    The town will use its capital nonrecurring fund to purchase five heavy vehicles for the Parks and Recreation and Highway Departments, and will structure an internal leaseback arrangement that will save taxpayers in excess of $35,000 that would have gone to cover interest payments, according to Finance Director Robert Tait. On Wednesday, July 1, the Legislative Council approved the plan to replace the heavily used trucks, one of which has amassed 275,000 miles and another that was acquired in 1989 — the same year Public Works Director Fred Hurley arrived on the job. Since then, that near-antique dump truck has racked up 189,000 miles on its odometer.

  • Supt. Erardi’s Contract Extended
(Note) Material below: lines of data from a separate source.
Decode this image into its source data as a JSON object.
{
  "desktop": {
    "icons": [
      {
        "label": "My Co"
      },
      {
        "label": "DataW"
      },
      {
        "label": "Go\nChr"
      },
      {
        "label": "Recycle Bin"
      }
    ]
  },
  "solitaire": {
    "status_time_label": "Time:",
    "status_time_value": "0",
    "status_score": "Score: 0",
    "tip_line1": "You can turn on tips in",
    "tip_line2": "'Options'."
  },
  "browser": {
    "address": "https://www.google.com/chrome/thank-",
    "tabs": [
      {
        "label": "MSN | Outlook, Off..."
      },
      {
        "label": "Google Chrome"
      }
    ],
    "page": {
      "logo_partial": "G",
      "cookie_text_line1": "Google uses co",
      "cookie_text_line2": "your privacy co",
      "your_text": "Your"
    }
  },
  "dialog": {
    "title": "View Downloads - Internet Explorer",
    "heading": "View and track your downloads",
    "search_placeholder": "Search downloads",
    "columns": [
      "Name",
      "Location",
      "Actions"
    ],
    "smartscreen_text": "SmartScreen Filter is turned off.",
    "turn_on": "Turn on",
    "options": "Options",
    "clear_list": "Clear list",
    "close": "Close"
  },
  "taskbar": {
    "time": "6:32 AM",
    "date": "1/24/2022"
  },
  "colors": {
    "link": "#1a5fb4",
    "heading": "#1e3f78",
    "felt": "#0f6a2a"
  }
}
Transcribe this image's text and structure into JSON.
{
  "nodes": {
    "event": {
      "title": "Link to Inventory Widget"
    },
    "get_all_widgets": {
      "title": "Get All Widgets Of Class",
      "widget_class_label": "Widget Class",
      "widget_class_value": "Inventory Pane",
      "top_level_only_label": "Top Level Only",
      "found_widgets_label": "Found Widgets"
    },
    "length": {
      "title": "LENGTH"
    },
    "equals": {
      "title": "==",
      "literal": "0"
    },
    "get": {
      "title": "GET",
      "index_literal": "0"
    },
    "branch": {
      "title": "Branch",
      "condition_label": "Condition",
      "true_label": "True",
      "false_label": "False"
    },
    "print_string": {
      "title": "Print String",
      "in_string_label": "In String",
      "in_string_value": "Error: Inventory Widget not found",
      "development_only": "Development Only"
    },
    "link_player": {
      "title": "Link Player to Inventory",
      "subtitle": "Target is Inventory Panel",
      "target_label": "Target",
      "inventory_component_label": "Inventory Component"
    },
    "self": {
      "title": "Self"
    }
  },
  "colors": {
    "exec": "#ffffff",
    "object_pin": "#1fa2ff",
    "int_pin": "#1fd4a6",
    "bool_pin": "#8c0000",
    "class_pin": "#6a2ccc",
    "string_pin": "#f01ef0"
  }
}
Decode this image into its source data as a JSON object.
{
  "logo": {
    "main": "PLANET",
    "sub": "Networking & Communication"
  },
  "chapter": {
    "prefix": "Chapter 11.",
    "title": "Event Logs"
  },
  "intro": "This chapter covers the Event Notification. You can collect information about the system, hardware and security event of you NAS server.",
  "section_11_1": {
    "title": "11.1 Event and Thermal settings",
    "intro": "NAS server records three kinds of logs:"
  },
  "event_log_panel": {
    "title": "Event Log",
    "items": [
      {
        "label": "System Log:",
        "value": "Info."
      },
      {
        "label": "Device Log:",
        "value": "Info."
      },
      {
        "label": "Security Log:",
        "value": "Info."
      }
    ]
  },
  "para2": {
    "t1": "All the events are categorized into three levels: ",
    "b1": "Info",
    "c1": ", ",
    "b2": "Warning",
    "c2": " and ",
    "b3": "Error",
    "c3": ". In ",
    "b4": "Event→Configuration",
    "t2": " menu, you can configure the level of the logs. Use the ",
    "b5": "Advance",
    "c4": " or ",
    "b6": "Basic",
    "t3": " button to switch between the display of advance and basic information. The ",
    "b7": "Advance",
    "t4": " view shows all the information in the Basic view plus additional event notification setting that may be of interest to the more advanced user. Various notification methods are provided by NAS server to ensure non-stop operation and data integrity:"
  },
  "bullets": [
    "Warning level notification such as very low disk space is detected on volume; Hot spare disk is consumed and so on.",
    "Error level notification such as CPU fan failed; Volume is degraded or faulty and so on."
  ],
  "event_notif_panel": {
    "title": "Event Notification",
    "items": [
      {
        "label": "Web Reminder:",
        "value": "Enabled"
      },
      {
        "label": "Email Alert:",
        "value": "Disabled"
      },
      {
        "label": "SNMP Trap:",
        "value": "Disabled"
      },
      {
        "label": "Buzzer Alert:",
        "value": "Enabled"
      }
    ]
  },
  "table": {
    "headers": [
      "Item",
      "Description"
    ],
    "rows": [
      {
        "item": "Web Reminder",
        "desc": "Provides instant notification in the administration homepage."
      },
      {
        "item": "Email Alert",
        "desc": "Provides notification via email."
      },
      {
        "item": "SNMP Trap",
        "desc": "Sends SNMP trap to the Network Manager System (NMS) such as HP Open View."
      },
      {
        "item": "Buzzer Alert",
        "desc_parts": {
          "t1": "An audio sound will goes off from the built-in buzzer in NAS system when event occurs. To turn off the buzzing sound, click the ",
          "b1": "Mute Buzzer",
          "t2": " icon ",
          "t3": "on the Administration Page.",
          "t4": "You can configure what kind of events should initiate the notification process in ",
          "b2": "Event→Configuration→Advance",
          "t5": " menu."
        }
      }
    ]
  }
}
    The Board of Education voted to increase the superintendent of schools’ contracted salary by three percent and to extend his contract by one year at its special meeting on Wednesday, June 24. The decision came among a series of votes on agenda items before the board heard from the public regarding the possibility of closing Hawley Elementary School due to declining enrollment for the 2016-17 year. The board later voted not to close a school for the 2016-17 school year and to continue its discussion about the best use of district facilities. This week Board of Education Chair Keith Alexander said he believes his board did the “right thing” when it decided to study the possibility of closing a school over the summer months, and it also did the right thing when it decided to not close a school for the 2016-17 school year.

  • New Trail Leads Through Meadows, Gardens, At FFH

    In mid-April LRM Construction crews began digging out a ten-foot-wide path at Fairfield Hills where a new paved walkway would go. Today, the project is complete, with fresh pavement finished off the gravel-lined path, cutting through fields of wildflowers, groves of shrubs near single-family residences once used by state hospital workers, and through newer construction on the campus. More of the Fairfield Hills varied scenery — a community garden, meadows, playing fields, wooded areas, and large brick buildings both old and new — is now within arm’s reach where the trail meanders. It winds along Mile Hill South behind the white, single-family homes, past the Victory Garden, and toward Wasserman Way. From there a sweeping curve heads toward the new Newtown Volunteer Ambulance garage, passes in front of it, then cuts toward the campus center where it ends at the the intersection of Keating Farms Avenue and DG Beers Boulevard, a few yards away from the main entrance across from Reed Intermediate School.